Word for word, restate the entries that follow.

Saved data entries:
┄┄┄┄┄┄┄┄┄┄
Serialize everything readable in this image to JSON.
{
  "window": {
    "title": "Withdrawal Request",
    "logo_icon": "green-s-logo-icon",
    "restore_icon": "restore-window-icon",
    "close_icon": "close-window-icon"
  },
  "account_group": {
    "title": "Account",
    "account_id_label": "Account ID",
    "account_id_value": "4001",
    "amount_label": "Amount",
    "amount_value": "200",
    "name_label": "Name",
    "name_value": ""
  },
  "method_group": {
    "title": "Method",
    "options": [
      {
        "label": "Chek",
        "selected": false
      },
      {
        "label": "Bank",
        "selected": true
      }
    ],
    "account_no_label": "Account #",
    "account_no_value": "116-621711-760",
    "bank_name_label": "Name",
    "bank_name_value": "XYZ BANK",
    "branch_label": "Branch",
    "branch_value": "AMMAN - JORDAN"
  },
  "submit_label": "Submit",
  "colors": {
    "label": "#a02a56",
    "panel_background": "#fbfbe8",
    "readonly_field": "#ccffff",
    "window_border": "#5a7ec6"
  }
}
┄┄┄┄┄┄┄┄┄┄
* [Task answer]
Serialize everything readable in this image to JSON.
{
  "window": {
    "title": "Withdrawal Request",
    "logo_icon": "green-s-logo-icon",
    "restore_icon": "restore-window-icon",
    "close_icon": "close-window-icon"
  },
  "account_group": {
    "title": "Account",
    "account_id_label": "Account ID",
    "account_id_value": "4001",
    "amount_label": "Amount",
    "amount_value": "200",
    "name_label": "Name",
    "name_value": ""
  },
  "method_group": {
    "title": "Method",
    "options": [
      {
        "label": "Chek",
        "selected": false
      },
      {
        "label": "Bank",
        "selected": true
      }
    ],
    "account_no_label": "Account #",
    "account_no_value": "116-621711-760",
    "bank_name_label": "Name",
    "bank_name_value": "XYZ BANK",
    "branch_label": "Branch",
    "branch_value": "AMMAN - JORDAN"
  },
  "submit_label": "Submit",
  "colors": {
    "label": "#a02a56",
    "panel_background": "#fbfbe8",
    "readonly_field": "#ccffff",
    "window_border": "#5a7ec6"
  }
}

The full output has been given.